The agency wants “to be responsive to the concerns of the clinician community,” it wrote in the proposal.
That proposal, like several others unveiled by Price, will not be finalized until industry officials and the public have some time to comment on the policy.
The regulatory changes backed by Price are about more than avoiding penalties. He has promised that his administration, unlike the previous one, will accept the recommendations of an AMA committee that lets physicians themselves decide how much Medicare should pay them for individual services.
The controversial and secretive committee lets doctors fight out among themselves whether to pay a certain specialty less or more, as procedures become less time-intensive or less expensive (or more so), despite what critics say is an obvious conflict of interest. The AMA and many specialty societies have defended the panel, saying doctors know best which services are most complicated.
The Obama administration, more than most, made its own determinations about the payments, albeit with the committee’s guidance.
“CMS is proposing the values for individual services that generally reflect the expert recommendations from the [committee] without as many refinements as CMS has proposed in recent years,” the new administration said openly in a press release.
It’s a major concession to doctors and especially specialists, who perform more of the procedures that some primary care doctors have suggested are overvalued.
“The idea they would tell staff to just leave the [panel] alone is a concession to physicians, and in particular, physicians like orthopedists,” said Dr. Bob Berenson, an internist and a fellow at the Urban Institute, who has been critical of the committee. “The specialties that do procedures do very well with these misvalued codes, like orthopedists.”
Doctors, hospitals, and other health professionals are quick to point out that the industry itself is still pushing toward the future — they’re just doing so with less pressure from the federal government. Price, too, has held his own listening sessions with groups that are especially focused on the payment change efforts and has signaled an interest in finding new models to pay different specialty groups under arrangements that are more focused on quality of care.
“Momentum is continuing, and this is driven not just by what’s going on in Medicare and HHS programs, but private sector’s concerns about cost and finding new opportunities to improve health,” said Dr. Mark McClellan, a Duke professor and former CMS administrator, said. “The fundamentals are still there, I just think this administration’s going to play it out in a different direction.”
HHS, moreover, may just be getting started in its work to improve Medicare for physicians. Attached to nearly everything the agency has released this year has been a very straightforward request to doctors, hospitals, and other health care stakeholders: Tell us what regulations you want us to nix.

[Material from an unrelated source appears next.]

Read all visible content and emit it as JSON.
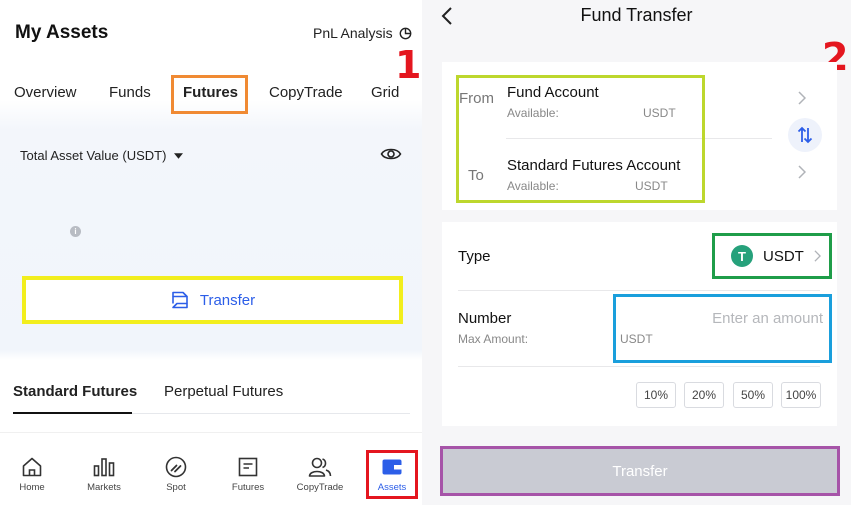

Doctors have already proposed a long list of changes. Hospitals, too, are eyeing the request with hope that they, too, can start to enjoy some of the regulatory rollback.
Because Price and Verma haven’t articulated their own vision, however, physicians, hospitals, and their lobbyists have greater opportunity to propose their own reforms, Gronniger, the Brookings fellow said.
“If you are too open-ended, you don’t get good suggestions,” he said. “All of the specialty societies and provider groups come in with long wish lists, and anything that has ever bothered them about Medicare is on the table, no matter how unrealistic.”
Industry officials, however, said the request for proposals is a good-faith effort to improve the Medicare system — but that it’s just had to take a back seat until now.
“They’re really dealing with health care reform legislation right now. They have some other priorities, but what they want to do is impacted by this legislation, whether it passes or doesn’t,” said Nick Schilligo, vice president of public policy at the American Osteopathic Association. “But in the meantime, what they’re doing is listening to concerns so that when that phase of the process starts, they’re ready to roll.”